Alfred Pascual of AES Watch said his group warned the Comelec about the possibility of high-tech, massive cheating in the automated election system because of the time constraints imposed on the poll body to prepare for Monday’s elections.

“We have highlighted that the flashcards are the most vulnerable in this elections. [We should] check what’s in the flash cards. What if there are pre-recorded images in the flash cards?” he said.

He said that aside from an audit of the configuration of the flash cards, concerned groups should also be allowed to witness or physically monitor the cards when they are installed to avoid switching.

Comelec spokesman James Jimenez on Thursday said the new programmed compact flash cards, which experts said can be a tool for high-tech vote padding and shaving, would not be open to the public for scrutiny.

“The configuration should be open to the public at some point, but right now, I don’t think there will be enough time to show it anyway,” Jimenez told ANC’s Headstart.

Comelec and Smartmatic-TIM are racing against time to configure 76,000 flash cards by Friday morning or just 3 days before the May 10 national and local automated elections.

Comelec ordered a nationwide recall of all flash cards of the PCOS machines after the machines failed to read votes cast for local candidates during field testing on Monday.

Pre-programmed cheating

Pascual, meanwhile, rejected a proposal to postpone the elections to give Comelec and Smartmatic-TIM more time to fix the glitches. “To give more them more time would mean giving them more time to probably commit more errors,” he said.

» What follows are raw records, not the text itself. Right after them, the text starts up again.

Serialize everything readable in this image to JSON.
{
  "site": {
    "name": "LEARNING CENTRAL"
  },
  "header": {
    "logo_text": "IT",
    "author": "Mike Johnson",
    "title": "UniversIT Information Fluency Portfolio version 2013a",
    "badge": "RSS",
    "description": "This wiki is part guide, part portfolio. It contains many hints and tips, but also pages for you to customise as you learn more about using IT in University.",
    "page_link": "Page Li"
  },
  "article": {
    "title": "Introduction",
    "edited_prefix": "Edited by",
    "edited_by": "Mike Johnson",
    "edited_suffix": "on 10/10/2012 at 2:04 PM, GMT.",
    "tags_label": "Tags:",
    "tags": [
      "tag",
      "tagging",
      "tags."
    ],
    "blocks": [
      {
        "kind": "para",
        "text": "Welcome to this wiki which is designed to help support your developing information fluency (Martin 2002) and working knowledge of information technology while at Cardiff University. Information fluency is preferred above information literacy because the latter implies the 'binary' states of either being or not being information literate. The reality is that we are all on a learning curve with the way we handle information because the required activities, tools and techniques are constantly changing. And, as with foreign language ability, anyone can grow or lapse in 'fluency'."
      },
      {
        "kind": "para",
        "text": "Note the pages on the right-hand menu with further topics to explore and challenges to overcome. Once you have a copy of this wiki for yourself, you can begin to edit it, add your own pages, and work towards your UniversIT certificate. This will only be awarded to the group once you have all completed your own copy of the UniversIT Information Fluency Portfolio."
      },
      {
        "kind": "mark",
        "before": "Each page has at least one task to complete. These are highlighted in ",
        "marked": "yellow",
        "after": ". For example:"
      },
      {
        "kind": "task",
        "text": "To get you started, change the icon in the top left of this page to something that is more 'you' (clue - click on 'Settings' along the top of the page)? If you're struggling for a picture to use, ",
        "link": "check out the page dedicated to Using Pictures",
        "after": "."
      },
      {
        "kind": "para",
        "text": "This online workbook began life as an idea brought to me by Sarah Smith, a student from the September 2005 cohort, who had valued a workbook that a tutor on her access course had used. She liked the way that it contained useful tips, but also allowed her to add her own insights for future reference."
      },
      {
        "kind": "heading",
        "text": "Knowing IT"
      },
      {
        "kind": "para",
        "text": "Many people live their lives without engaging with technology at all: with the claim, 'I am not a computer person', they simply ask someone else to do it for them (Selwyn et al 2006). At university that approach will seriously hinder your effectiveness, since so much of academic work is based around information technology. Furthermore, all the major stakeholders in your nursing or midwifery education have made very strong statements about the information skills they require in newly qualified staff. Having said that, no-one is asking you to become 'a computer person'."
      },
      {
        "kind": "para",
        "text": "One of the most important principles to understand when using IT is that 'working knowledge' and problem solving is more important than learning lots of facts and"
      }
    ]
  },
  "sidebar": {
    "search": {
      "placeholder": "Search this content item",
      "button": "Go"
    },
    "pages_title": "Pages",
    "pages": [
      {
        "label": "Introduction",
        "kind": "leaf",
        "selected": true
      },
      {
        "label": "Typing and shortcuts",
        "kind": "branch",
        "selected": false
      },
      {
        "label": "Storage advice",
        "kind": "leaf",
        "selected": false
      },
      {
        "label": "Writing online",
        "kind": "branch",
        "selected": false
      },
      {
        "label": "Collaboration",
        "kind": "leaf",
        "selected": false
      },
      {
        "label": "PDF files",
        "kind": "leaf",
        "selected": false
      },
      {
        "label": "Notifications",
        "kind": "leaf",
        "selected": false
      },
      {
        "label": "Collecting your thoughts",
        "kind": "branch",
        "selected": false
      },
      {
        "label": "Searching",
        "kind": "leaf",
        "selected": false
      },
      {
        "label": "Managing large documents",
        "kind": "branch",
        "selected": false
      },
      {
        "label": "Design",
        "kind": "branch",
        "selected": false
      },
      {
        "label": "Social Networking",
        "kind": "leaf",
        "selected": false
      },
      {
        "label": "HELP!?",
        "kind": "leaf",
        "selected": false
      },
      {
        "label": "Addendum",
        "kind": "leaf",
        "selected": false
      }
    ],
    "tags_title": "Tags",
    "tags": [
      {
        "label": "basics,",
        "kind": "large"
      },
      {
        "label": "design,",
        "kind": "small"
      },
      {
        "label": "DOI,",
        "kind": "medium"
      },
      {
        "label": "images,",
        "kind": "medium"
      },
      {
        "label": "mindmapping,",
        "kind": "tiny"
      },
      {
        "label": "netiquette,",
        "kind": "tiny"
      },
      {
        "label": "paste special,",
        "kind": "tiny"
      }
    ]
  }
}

He said that from the start, his group had noticed that Comelec and Smartmatic-TIM were doing a “trial-and-error” approach in the automation project.

“What is happening is that Filipino voters are becoming unwilling participants in this very expensive experiment. I call this a heuristic exercise, a trial and error exercise,” Pascual said.

He said that when the Comelec awarded the automated project to Smartmatic-TIM, the contract specified that voters can just place a simple X mark with a pen or a pencil on the ovals corresponding to the candidates’ names.

He said Smartmatic-TIM failed to meet the specified mark since voters are being advised to fully shade the ovals for their votes to be counted by the PCOS machines.

Pascual said he could not understand why Smarmatic-TIM failed to identify the latest glitch since they have already conducted a number of field tests and mock elections.

He said that with all the glitches, the Comelec should reconsider a proposal to hold a parallel manual counting of the votes.

Jimenez, for his part, admitted that Comelec has not prepared for a total manual count because they are only prepared for a 30% manual count as part of their contingency plan.

“It can be done, yes. That is up to the en banc to decide, but right now there is no reason for that,” he said, when asked if they are preparing for a 100% manual count.